You can also read comments on the report by danah boyd, and the conference report and videos from her conference’The Social, Cultural & Ethical Dimensions of “Big Data”‘ are now online.

March 18, 2014

Big Data & privacy presentation

If you have time, there’s an interesting event that will be streamed from New York University this (NZ) morning (10:30am today NZ time, 5:30pm yesterday NY time)

..the Data & Society Research Institute, the White House Office of Science and Technology Policy, and New York University’s Information Law Institute will be co-hosting a public event entitled The Social, Cultural, & Ethical Dimensions of “Big Data.” The purpose of this event is to convene key stakeholders and thought leaders from across academia, government, industry, and civil society to examine the social, cultural, and ethical implications of “big data,” with an eye to both the challenges and opportunities presented by the phenomenon.

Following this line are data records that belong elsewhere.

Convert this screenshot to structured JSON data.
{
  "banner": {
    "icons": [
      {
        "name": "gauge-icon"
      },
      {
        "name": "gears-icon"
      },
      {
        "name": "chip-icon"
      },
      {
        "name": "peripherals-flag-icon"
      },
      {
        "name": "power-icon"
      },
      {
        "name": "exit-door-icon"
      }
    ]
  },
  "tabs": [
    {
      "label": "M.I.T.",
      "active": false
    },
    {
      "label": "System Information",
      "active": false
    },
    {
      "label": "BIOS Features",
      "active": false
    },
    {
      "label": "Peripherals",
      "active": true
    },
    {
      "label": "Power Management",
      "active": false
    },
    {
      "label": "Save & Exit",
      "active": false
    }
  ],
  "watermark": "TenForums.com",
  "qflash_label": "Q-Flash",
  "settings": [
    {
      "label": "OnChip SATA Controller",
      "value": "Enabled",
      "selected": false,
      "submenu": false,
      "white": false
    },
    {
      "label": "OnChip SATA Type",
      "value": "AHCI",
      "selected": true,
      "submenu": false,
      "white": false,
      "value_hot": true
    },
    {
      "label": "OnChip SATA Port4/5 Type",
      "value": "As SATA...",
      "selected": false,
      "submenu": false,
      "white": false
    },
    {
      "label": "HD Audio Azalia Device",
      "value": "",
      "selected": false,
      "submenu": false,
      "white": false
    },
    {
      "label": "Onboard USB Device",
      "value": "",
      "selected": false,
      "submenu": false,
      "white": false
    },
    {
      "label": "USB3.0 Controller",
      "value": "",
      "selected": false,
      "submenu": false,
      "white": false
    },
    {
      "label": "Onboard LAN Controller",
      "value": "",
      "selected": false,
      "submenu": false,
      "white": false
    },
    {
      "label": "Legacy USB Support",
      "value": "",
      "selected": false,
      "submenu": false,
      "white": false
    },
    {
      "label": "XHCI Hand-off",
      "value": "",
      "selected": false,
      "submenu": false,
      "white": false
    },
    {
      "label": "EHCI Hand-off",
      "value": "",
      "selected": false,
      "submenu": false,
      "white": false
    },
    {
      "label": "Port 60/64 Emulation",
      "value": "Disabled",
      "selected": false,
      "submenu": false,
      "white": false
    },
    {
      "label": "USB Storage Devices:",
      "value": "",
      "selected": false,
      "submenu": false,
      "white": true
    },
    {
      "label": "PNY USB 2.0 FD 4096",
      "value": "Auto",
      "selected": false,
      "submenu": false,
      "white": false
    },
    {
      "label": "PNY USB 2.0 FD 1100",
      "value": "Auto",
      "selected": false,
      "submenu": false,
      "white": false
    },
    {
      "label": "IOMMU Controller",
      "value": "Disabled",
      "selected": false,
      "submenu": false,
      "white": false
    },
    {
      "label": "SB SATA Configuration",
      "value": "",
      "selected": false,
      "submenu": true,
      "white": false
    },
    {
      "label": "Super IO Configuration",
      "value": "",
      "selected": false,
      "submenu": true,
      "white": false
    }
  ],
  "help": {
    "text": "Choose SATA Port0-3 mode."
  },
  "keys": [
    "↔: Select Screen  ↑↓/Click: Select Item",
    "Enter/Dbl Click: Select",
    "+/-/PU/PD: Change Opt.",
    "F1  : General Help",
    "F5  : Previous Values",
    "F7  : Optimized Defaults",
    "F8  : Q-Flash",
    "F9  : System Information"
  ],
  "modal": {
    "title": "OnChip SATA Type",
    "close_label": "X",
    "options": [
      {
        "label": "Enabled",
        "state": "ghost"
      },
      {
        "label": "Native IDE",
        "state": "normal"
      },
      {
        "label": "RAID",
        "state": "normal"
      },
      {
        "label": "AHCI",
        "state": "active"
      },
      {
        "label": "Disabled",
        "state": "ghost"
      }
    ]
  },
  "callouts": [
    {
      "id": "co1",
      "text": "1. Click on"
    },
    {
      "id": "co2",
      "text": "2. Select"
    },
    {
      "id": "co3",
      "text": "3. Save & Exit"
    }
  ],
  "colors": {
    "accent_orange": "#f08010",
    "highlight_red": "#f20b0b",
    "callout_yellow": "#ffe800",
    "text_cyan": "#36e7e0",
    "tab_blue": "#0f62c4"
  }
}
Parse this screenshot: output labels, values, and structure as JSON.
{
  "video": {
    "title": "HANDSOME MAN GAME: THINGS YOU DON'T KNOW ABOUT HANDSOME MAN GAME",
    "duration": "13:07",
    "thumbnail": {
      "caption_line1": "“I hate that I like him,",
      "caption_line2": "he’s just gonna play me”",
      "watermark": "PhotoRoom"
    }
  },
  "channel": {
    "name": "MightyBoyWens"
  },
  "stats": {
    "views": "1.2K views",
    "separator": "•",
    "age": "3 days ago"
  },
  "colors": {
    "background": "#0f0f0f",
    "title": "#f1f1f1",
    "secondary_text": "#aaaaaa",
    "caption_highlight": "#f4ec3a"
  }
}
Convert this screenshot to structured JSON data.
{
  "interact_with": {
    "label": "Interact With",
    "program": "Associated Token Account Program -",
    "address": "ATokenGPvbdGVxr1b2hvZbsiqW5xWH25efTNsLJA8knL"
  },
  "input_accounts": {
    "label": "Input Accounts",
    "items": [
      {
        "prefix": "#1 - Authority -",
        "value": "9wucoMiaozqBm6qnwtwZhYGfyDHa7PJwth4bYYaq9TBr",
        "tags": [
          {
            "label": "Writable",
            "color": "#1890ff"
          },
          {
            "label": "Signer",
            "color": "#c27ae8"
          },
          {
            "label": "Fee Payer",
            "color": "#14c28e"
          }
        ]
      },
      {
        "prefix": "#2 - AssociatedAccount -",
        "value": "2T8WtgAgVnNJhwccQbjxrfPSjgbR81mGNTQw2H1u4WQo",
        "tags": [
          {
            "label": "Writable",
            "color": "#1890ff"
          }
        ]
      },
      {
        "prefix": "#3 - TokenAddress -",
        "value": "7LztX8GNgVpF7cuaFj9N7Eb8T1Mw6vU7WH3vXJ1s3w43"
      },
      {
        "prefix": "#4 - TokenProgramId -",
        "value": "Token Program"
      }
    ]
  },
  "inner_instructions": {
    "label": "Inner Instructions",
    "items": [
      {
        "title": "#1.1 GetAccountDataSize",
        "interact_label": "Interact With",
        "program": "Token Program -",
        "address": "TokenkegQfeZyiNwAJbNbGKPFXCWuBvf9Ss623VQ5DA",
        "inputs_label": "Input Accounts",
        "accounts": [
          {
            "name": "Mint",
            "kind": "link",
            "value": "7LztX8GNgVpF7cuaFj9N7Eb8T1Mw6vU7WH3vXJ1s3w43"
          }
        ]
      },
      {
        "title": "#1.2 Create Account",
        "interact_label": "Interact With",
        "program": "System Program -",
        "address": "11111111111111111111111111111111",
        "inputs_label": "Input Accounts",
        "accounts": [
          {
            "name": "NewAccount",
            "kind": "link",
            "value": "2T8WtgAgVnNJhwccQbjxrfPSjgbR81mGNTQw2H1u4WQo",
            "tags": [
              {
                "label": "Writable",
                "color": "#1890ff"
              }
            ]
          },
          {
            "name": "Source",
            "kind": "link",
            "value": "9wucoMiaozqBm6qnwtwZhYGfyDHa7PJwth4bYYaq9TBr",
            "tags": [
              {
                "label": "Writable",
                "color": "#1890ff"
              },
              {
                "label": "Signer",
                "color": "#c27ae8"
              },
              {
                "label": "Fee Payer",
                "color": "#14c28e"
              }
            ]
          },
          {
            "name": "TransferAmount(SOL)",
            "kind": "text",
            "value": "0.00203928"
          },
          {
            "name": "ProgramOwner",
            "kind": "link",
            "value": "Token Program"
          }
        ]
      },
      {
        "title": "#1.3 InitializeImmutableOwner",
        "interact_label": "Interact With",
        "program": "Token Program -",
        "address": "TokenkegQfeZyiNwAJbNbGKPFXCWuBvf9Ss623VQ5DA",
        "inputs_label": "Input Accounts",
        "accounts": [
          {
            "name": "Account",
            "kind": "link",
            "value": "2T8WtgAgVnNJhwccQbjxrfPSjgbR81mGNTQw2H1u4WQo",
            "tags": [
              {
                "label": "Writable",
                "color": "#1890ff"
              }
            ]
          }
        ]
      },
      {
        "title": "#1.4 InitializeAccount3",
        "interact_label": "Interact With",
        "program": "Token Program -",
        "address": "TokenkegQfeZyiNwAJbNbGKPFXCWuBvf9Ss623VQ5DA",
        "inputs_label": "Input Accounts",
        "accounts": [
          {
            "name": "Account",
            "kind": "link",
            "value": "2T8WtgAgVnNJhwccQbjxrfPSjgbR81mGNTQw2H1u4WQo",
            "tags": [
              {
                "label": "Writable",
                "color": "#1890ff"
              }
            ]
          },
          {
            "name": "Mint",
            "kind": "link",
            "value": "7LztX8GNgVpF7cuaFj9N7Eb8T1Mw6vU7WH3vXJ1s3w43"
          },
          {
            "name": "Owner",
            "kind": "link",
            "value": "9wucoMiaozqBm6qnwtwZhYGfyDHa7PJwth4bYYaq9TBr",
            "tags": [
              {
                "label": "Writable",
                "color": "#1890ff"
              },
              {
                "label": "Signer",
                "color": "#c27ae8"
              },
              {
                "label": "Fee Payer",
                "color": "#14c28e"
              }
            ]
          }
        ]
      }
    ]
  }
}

The event is being organised by danah boyd, who we’ve mentioned a few times and whose new book I plan to write about soon.

November 26, 2013

Should recreational genotyping be illegal?

The US Food and Drug Administration has sent a letter to 23andme, one of the companies that will genotype you and provide lots of information from the sample, telling them to stop. It’s a tricky situation.

This product is a device within the meaning of section 201(h) of the FD&C Act, 21 U.S.C. 321(h), because it is intended for use in the diagnosis of disease or other conditions or in the cure, mitigation, treatment, or prevention of disease, or is intended to affect the structure or function of the body. For example, your company’s website at www.23andme.com/health  (most recently viewed on November 6, 2013) markets the PGS for providing “health reports on 254 diseases and conditions,” including categories such as “carrier status,” “health risks,” and “drug response,” and specifically as a “first step in prevention” that enables users to “take steps toward mitigating serious diseases” such as diabetes, coronary heart disease, and breast cancer. Most of the intended uses for PGS listed on your website, a list that has grown over time, are medical device uses under section 201(h) of the FD&C Act. Most of these uses have not been classified and thus require premarket approval or de novo classification, as FDA has explained to you on numerous occasions.

On the one hand, I can’t see any valid social interest in stopping people from knowing their genotypes if they want to. On the other hand, the FDA has a point about marketing.

They raise two isssues.  The first is that 23andme make lots of (fairly weakly supported) claims about the usefulness of the results in disease prevention. The second is that some of the genotype information is actually clinically relevant and that they have not demonstrated sufficient accuracy in their results. The first issue is essentially a misleading advertising problem; the second is a quality assurance problem.

There are two things that can go wrong with the clinically useful results. The first is simple error: the genotype assay could give the wrong result, or you could be given results from someone else’s sample. This should be low probability, but it’s important to know how low — 1 in a 1000 would definitely be too high.

The second issue is interpretation. Suppose you have a lot of family members with breast cancer, and you suspect a BRCA1 mutation is responsible. You might be relieved if you test negative, and think your risk isn’t especially high, but that’s only a reliable conclusion if your family’s cancer risk was actually due to a BRCA1 mutation, not to some other genetic risk factor.

 

Update: I should probably note that 23andme could fix what I think are the actual problems, but this wouldn’t necessarily satisify the FDA.  The FDA aren’t currently being unreasonable oppressive Luddite statist bureaucrats, but they’re probably happy to be to if that’s the option on offer.